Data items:
-------------------------
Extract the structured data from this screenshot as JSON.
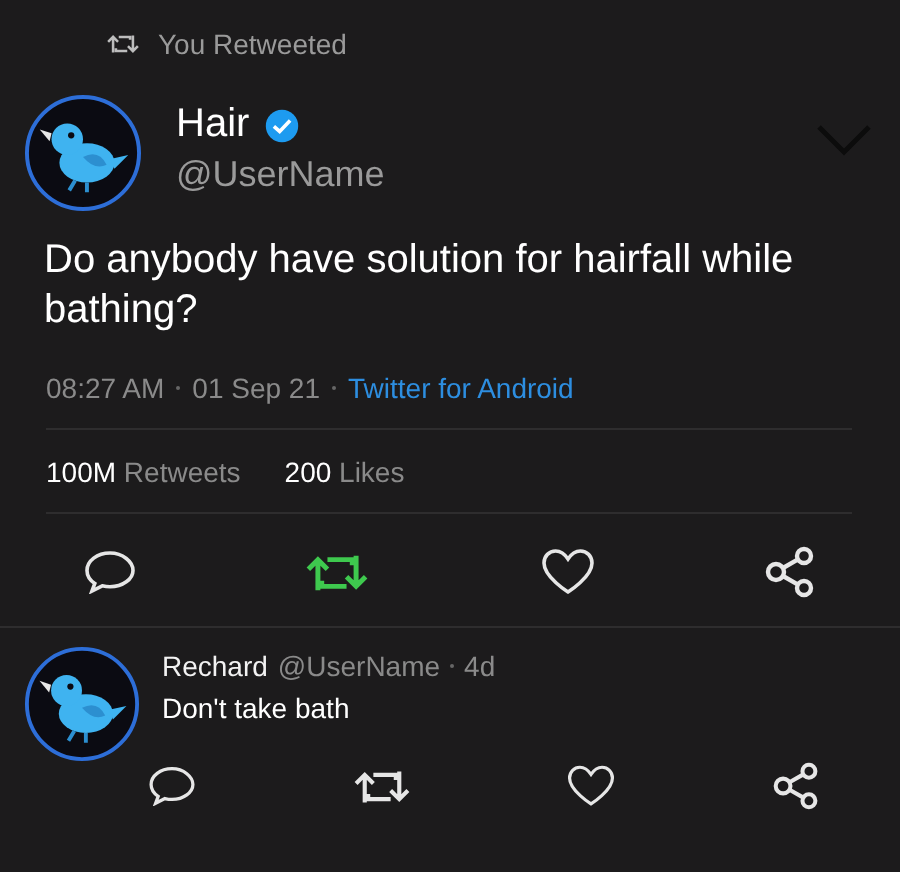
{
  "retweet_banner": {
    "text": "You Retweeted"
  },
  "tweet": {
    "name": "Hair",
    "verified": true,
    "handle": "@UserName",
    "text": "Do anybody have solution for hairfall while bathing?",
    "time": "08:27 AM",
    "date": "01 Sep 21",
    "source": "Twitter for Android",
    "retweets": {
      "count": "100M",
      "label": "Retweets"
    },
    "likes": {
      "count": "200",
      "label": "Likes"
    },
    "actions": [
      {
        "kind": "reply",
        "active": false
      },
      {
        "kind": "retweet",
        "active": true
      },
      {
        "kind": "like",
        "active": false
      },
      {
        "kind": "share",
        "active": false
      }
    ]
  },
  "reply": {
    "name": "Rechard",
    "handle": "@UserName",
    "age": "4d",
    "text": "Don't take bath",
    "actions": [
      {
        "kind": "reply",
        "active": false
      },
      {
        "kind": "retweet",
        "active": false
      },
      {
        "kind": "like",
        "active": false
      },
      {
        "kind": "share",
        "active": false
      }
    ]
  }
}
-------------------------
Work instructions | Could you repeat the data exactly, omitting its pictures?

Answer to this problem |
Extract the structured data from this screenshot as JSON.
{
  "retweet_banner": {
    "text": "You Retweeted"
  },
  "tweet": {
    "name": "Hair",
    "verified": true,
    "handle": "@UserName",
    "text": "Do anybody have solution for hairfall while bathing?",
    "time": "08:27 AM",
    "date": "01 Sep 21",
    "source": "Twitter for Android",
    "retweets": {
      "count": "100M",
      "label": "Retweets"
    },
    "likes": {
      "count": "200",
      "label": "Likes"
    },
    "actions": [
      {
        "kind": "reply",
        "active": false
      },
      {
        "kind": "retweet",
        "active": true
      },
      {
        "kind": "like",
        "active": false
      },
      {
        "kind": "share",
        "active": false
      }
    ]
  },
  "reply": {
    "name": "Rechard",
    "handle": "@UserName",
    "age": "4d",
    "text": "Don't take bath",
    "actions": [
      {
        "kind": "reply",
        "active": false
      },
      {
        "kind": "retweet",
        "active": false
      },
      {
        "kind": "like",
        "active": false
      },
      {
        "kind": "share",
        "active": false
      }
    ]
  }
}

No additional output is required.